Wines that contain high amounts of these phenolics include top California Cabernet, Bordeaux, Italian wines made from the Nebbiolo grape, traditionally made Tempranillo blends from Rioja, and Syrahs from the Northern Rhone. For the compounds in wines like these to undergo the chemical processes and structural changes needed to fully express the potential range of flavors embodied in these wines takes time—from several years to two or three decades--under proper storage conditions. The result, though, is utterly worth it: wines with profound and entrancing perfume, complex and ethereal flavors, velvety texture, and soft, fully integrated tannins.
I had enjoyed wine, casually, for most of my life without being privy to the peak experience of drinking fabulous aged wine. On the rare occasions when I had a really expensive wine—typically a Napa Cabernet—it was at a restaurant when someone else was paying, like the client for whom I’d just closed a deal as a lawyer, and it was still a relatively recent vintage. A wine like that shows its power and one can tell it has purity of fruit, but there is little or no nuance or complexity to it.
My first opportunity to taste great aged wine—mature Bordeaux and a couple of old Italian wines—didn’t come until I was already in my mid-40s. A friend invited me to a tasting at a wine store in Southern California that regularly offered “library tastings”--tastings of bottles of older wines that they had set aside in their cellar and aged for some years to put into tastings like this for potential consumers.
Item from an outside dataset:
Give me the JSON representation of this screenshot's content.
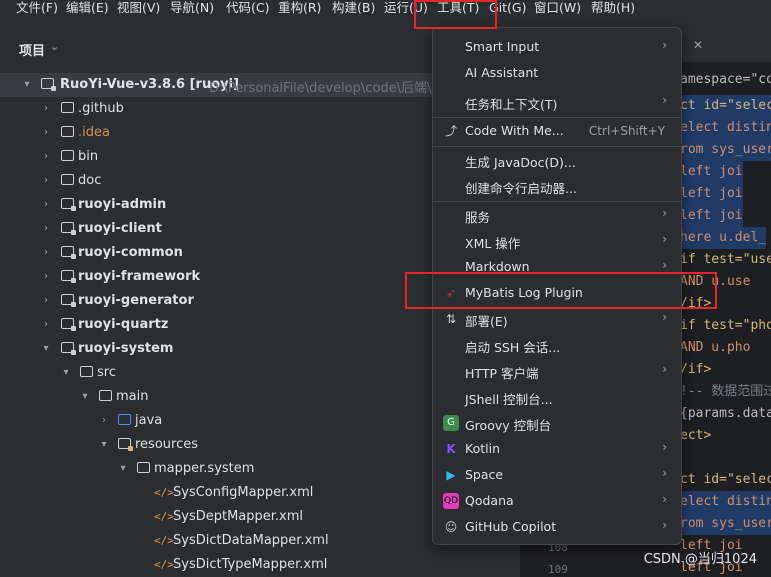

I was so captivated by the complex and nuanced flavors of these wines, and how much more interesting they were than any wine I’d ever tried before, that I just had to learn more about wine from that point on.
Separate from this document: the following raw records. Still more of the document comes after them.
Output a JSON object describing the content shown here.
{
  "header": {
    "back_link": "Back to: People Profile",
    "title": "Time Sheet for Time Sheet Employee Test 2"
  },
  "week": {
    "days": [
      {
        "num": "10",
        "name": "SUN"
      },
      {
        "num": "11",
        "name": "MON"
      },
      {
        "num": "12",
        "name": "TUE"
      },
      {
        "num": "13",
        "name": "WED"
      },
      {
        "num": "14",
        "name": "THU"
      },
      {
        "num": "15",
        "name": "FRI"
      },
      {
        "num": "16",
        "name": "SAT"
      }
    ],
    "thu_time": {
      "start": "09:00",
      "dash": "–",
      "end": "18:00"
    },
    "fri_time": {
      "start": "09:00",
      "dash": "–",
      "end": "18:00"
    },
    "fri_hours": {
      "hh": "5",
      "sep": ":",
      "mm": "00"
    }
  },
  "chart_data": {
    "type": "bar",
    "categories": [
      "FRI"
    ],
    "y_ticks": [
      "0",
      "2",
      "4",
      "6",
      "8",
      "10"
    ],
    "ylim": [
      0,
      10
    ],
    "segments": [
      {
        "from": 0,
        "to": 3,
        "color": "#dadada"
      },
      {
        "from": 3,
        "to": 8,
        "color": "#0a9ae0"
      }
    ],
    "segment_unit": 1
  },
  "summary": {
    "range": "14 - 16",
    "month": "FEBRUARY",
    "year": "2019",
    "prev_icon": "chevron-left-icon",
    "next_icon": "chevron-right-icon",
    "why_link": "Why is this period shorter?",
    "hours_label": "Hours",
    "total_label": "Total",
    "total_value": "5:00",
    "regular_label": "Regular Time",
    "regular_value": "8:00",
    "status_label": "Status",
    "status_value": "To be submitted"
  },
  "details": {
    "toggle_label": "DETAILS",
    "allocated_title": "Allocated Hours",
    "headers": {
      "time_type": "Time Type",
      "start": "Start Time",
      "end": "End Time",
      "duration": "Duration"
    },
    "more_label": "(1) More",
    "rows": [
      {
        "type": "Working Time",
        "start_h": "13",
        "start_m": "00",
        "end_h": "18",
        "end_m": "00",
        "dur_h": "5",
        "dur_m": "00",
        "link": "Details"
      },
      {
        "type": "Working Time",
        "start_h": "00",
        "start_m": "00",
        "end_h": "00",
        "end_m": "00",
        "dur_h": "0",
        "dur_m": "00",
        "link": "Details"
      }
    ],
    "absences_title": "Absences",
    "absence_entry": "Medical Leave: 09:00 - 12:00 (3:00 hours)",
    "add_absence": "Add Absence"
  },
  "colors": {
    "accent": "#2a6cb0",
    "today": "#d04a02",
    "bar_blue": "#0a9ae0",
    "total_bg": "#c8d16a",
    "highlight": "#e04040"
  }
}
Last night, I had another such wine, an older Barolo, that reminded me of the huge difference between very good young wines and a great aged wine.
I was at a pasta making party with a group of wine friends. Virtually all the wines were very good and interesting in some way, especially the wines from a young friend of ours whose business is importing wine from selected French producers. The wine that stood out for the whole evening though, for me and my friends, was an older Barolo, a 1993 Rinaldi Brunate Le Coste, that I’d brought. It had a gorgeous nose of dried berry, roasted black fruit and fig, and a complex palate showing a variety of flavors, including anise, blackberry, ginger cake and dried berries.
Eighteen years is not particularly old for a Barolo. Barolo is made from Nebbiolo, the king of Italian grapes, which is very powerful and tannic. The traditional winemaking methods used to extract all that power out of the grape-- long maceration periods and aging in neutral large oak casks—yield wines that usually don’t start to show their great complexity and beauty until they are 20 to 25 years old. Even then, they typically require a significant amount of decanting—exposure to air in a decanter or wine glass—to help soften the tannins further and allow the wine to open up and show what’s hidden inside.
So how can the average consumer who hasn’t been buying and storing great wines for years experience a fine aged wine? A number of restaurants, of course, have older vintages on their menus, but they usually run hundreds of dollars. In the local area, Vin Vino Wine in Palo Alto often features library wines in its daily tastings. The schedule for those tastings can be found on their website: http://www.vinvinowine.com/VVWCal/JanuaryCal.html. K&L in San Francisco and Redwood City often features an older Bordeaux or two in their monthly Saturday Bordeaux tastings. And there’s an unusual group in the Palo Alto area that has met twice a week for blindtastings for over 30 years, often of older wines that have been stored for years by the group’s organizer. If you’re interested in getting on the mailing list for that group’s tastings, send me a message with your email address.
Another way to access the experience of tasting fully mature wines is to ask around and find someone among your friends or acquaintances who collects wine. Ask them to invite you sometime when they are opening an older bottle. I promise the experience will be well worth the effort.